A Shared Moment of Trust
One night recently I was driving down a two lane highway at about 60 miles an hour. A car approached from the opposite direction at about the same speed. As we passed each other, I caught the other driver’s eye for only a second.
I wondered whether he might be thinking, as I was, how dependent we were on each other at that moment. I was relying on him not to fall asleep, not to be distracted by a cell phone conversation, not to cross over into my lane and bring my life suddenly to an end. And though we were strangers to each other, he relied upon me in just the same way.
Multiplied a million times over, I believe that is the way the world works. At some level we all depend upon one another to act in a way that avoids mutual destruction.
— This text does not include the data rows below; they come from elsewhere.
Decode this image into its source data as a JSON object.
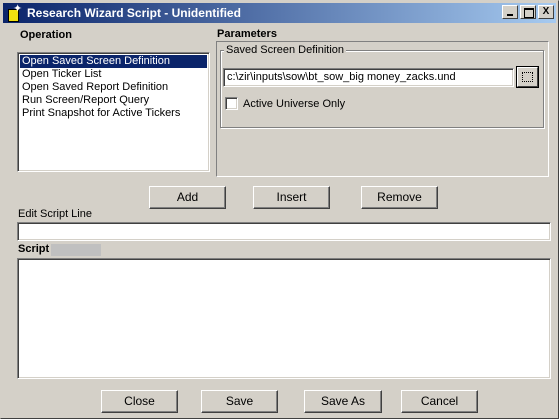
{
  "window": {
    "title": "Research Wizard Script - Unidentified",
    "controls": {
      "minimize": "_",
      "maximize": "□",
      "close": "X"
    }
  },
  "operation": {
    "label": "Operation",
    "items": [
      {
        "label": "Open Saved Screen Definition",
        "selected": true
      },
      {
        "label": "Open Ticker List",
        "selected": false
      },
      {
        "label": "Open Saved Report Definition",
        "selected": false
      },
      {
        "label": "Run Screen/Report Query",
        "selected": false
      },
      {
        "label": "Print Snapshot for Active Tickers",
        "selected": false
      }
    ]
  },
  "parameters": {
    "label": "Parameters",
    "group_label": "Saved Screen Definition",
    "path_value": "c:\\zir\\inputs\\sow\\bt_sow_big money_zacks.und",
    "active_universe_label": "Active Universe Only",
    "active_universe_checked": false
  },
  "actions": {
    "add": "Add",
    "insert": "Insert",
    "remove": "Remove"
  },
  "edit_script": {
    "label": "Edit Script Line",
    "value": ""
  },
  "script": {
    "label": "Script"
  },
  "footer": {
    "close": "Close",
    "save": "Save",
    "save_as": "Save As",
    "cancel": "Cancel"
  },
  "icons": {
    "app": "wizard-wand-icon",
    "browse": "browse-icon"
  }
}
Sometimes that dependence requires us simply to refrain from doing something — like crossing over the double yellow line. And sometimes it requires us to act cooperatively — as in the case of profound threats to our health or safety.
One familiar example of a serious problem that could not have been solved — or could not have been solved as promptly — without worldwide cooperation is the SARS epidemic. In 2003, SARS claimed 700 lives and threatened to spread around the world. The virus had to be quickly identified and controlled. That was too big an undertaking for any one country, but scientists from five nations were able — working together — to identify the virus in record time. Doctors around the world then brought the outbreak quickly under control.
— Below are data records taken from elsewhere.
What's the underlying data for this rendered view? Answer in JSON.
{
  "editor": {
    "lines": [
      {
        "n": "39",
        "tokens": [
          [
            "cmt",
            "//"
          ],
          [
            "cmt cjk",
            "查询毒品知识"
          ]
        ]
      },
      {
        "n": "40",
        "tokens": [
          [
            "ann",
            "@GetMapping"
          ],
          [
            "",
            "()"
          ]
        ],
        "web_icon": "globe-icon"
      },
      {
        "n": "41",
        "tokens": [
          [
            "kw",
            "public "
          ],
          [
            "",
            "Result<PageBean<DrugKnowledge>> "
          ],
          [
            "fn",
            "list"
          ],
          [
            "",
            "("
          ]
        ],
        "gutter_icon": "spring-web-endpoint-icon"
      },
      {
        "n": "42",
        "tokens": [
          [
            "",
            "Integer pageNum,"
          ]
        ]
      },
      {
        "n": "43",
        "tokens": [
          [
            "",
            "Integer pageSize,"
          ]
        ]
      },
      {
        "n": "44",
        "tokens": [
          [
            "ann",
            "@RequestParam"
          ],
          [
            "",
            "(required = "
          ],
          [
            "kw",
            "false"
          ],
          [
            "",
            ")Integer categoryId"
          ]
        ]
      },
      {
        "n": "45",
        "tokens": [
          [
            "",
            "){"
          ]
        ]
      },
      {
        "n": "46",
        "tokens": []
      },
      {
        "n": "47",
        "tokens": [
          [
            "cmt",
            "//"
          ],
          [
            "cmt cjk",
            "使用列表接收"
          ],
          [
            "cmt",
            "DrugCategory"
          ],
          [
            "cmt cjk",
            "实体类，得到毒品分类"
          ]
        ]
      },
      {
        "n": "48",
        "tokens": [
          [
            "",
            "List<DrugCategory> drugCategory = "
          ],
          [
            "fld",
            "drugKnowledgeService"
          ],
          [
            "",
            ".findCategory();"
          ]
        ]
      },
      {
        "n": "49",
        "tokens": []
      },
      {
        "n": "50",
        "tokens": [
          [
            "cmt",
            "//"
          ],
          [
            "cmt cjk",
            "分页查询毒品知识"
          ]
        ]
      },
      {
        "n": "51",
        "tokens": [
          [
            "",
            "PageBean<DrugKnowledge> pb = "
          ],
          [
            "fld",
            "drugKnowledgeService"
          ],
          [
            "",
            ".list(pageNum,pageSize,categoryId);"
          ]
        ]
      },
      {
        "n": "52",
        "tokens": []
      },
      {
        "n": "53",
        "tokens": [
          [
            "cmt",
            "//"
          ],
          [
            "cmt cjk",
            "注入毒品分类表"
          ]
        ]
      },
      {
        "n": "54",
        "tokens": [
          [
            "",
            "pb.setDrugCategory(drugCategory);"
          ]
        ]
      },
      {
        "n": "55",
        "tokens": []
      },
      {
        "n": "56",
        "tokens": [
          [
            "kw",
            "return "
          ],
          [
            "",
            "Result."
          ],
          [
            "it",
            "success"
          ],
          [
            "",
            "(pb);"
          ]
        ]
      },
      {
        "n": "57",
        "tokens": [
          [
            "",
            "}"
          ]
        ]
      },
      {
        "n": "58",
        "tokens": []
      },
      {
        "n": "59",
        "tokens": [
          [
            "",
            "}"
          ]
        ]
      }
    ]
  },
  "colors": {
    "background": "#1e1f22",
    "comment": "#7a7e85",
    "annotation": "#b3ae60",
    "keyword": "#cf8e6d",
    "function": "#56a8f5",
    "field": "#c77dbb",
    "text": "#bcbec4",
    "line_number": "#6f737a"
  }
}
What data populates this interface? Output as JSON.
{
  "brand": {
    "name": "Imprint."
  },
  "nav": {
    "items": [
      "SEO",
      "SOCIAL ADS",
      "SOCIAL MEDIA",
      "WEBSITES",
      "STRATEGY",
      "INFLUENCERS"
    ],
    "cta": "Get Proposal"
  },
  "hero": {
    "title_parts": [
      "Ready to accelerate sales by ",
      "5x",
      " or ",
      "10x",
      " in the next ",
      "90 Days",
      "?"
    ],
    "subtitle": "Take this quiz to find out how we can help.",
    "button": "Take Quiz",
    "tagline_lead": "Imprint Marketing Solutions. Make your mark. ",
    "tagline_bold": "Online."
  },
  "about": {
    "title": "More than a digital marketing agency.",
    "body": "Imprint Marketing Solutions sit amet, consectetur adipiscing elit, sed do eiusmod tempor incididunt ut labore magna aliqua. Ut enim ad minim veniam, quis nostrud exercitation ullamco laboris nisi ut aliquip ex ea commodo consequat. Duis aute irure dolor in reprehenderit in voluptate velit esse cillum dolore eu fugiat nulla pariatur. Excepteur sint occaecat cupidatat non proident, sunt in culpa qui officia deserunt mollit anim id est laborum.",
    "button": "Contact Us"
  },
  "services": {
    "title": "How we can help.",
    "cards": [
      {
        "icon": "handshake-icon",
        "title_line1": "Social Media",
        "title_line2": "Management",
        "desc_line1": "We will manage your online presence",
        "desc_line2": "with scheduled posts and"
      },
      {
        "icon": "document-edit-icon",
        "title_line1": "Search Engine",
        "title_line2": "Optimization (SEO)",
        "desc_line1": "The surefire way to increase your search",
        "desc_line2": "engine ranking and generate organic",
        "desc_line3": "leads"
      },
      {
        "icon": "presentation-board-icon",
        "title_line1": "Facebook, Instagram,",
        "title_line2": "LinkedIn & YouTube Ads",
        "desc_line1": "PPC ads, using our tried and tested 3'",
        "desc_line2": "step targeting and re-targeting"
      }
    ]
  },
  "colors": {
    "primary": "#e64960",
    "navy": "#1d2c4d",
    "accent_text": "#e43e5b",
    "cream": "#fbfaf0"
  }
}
Another area in which international cooperation is essential is terrorism. In the continuing struggle against this lethal threat, we cannot prevail without cooperation among the law enforcement agencies. intelligence services, and sometimes the military establishments of countries around the world. The daily news from Iraq and Afghanistan underscores just how much even America, the super power, needs such help.
Americans are a people who value their freedom to do what they want to do, when and how they want to do it. But we cannot escape the reality that in ways large and small, we live in an interdependent world. Only the unwise would say that an individual or a nation can go it alone.
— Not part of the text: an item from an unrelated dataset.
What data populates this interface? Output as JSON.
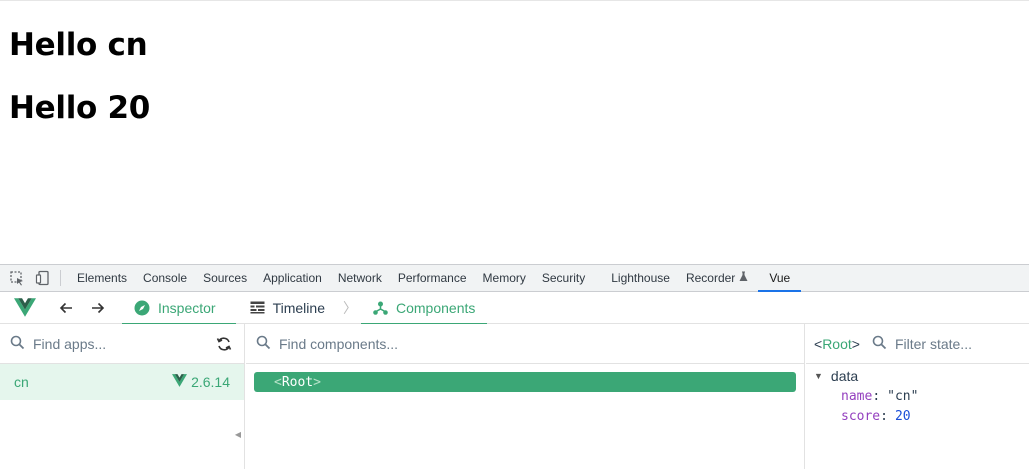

Warren Christopher was U.S. Secretary of State from 1993 to 1997. As President Carter’s Deputy Secretary of State, he helped normalize relations with China, win ratification of the Panama Canal treaties, and gain release of the American hostages in Iran. A native of North Dakota, Christopher now lives near Los Angeles.